Get free quotes from qualified local contractors

Smooth and Hairy Crabgrass

Lawn Weed Identification and Control

How to identify and manage crabgrass, one of the most common and invasive grass weeds. Pictures are included to help with identification.

Every landscaper, gardener, hobbyist or do-it-yourself homeowner is -- or will be at some point -- very familiar with crabgrass, it grows everywhere, but the good news is it is very easy to prevent.


This weed is a warm-season annual grass, which means it sprouts from seed when temperatures rise in late spring and through the summer and then will die when temperatures cool or with the first hard frost in the fall.

It thrives on moist sites with plenty of sunlight and will invade areas where your lawn is thinnest and along edges and sidewalks - wherever sun hits the ground and there is little competition from lawn grasses. A dense and thick lawn is the best weed preventer.

Crabgrass Control

Annual weeds are easy to control with preemergence herbicides. Timing of application is very important, they need to be applied before weed seeds sprout. Preemergent weed killers work on germinating seeds or seedlings (young plants) that have not developed a root system. They have no effect on established weeds so they have to be applied before seedlings emerge from the soil.

Tip from seasoned gardeners: Forsythia blooms in the spring (a shrub covered with yellow flowers) when the soil temperature reaches 55 F°, and crabgrass will germinate when soil temperatures are above 55 F°; many gardeners use forsythia as a reminder to apply their preemergent herbicide.

Daffodils and flowering dogwood blooms are also good reminders.

Post-emergence herbicides can also be used to kill existing crabgrass in lawns. Drive 75 DF Herbicide is an example of an effective post-emergence.

Weed Images

Hairy Crabgrass Smooth Crabgrass
Hairy (Digitaria sanguinalis)

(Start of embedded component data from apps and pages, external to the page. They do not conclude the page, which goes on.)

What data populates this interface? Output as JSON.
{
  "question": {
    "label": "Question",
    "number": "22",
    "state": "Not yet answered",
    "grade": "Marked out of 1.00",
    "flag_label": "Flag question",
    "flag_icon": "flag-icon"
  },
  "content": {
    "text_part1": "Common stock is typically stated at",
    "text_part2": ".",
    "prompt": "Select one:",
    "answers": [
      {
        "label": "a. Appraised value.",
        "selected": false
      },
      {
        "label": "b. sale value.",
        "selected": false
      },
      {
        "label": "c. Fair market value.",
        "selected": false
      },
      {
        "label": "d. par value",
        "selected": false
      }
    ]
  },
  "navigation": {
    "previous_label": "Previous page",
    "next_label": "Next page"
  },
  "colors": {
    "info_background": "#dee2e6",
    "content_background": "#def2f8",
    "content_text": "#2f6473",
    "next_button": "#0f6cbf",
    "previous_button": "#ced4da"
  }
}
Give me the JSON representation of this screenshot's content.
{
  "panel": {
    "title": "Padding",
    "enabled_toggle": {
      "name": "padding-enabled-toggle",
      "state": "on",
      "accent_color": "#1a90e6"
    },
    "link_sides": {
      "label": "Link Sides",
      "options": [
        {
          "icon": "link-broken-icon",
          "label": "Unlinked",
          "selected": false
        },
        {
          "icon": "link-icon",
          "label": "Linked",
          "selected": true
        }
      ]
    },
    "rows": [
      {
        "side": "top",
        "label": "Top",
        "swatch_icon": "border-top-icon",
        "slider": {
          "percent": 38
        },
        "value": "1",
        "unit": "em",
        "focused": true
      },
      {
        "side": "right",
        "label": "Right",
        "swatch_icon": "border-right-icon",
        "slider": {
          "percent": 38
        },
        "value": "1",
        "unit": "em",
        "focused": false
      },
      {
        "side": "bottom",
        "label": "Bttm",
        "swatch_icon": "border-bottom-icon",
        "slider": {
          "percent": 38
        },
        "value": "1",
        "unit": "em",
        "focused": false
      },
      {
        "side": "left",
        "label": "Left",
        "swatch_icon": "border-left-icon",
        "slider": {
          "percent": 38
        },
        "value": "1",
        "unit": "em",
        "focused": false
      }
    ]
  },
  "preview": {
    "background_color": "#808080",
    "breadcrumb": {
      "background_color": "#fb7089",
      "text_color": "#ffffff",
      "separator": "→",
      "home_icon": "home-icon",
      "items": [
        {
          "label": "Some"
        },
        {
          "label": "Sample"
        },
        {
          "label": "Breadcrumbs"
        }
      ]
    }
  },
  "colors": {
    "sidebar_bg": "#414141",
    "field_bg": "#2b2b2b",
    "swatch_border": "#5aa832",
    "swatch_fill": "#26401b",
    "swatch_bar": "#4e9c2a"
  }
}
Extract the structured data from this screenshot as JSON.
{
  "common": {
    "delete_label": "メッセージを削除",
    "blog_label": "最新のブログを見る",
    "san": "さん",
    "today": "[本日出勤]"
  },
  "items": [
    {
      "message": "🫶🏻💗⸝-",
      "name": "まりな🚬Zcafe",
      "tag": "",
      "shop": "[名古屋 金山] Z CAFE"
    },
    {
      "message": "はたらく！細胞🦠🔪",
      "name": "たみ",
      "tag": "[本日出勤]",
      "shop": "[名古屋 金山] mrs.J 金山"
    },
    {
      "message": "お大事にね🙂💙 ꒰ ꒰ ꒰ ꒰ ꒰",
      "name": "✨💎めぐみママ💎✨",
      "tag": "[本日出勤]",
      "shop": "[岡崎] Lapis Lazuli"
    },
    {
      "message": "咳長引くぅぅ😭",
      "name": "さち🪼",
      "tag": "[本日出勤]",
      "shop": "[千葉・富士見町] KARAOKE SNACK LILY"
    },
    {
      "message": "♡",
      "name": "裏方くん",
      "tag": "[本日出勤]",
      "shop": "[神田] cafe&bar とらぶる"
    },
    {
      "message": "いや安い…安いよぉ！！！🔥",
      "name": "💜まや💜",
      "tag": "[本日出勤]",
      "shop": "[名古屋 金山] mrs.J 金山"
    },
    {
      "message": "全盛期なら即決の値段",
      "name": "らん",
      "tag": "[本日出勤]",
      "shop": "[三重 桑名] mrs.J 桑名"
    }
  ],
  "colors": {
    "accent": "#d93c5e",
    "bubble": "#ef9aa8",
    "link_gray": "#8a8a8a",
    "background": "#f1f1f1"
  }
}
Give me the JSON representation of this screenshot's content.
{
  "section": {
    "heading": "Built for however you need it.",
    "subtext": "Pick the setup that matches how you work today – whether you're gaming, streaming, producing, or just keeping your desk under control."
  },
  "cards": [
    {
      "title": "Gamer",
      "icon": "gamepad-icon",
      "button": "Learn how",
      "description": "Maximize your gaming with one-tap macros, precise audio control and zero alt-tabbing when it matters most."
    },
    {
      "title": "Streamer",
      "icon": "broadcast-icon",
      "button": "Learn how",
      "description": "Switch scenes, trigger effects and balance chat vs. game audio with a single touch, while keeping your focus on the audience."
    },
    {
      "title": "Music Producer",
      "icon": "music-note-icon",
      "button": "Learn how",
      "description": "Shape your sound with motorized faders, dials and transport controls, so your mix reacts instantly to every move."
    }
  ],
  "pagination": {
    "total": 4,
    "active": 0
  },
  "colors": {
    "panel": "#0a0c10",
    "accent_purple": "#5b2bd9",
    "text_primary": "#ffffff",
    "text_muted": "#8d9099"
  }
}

USDA-NRCS PLANTS Database / USDA NRCS. Wetland flora: Field office illustrated guide to plant species.
Smooth (Digitaria ischaemum)
USDA-NRCS PLANTS Database / Hitchcock, A.S. (rev. A. Chase). 1950. Manual of the grasses of the United States. USDA Miscellaneous Publication No. 200. Washington, DC.

Crabgrass The seed heads look like fingers at the ends of the seed stalks.
crabgrass Thrives on moist sites with plenty of sunlight. Your best defense is a dense and vigorous lawn.
crabgrass Its spreading growth habit will crowd out lawn grasses.
Crabgrass Grows in areas where your lawn is thinnest and along driveways, curbs and sidewalks.

Click here for more pictures


Crabgrass

New! Comments

Have your say about what you just read! Leave me a comment in the box below.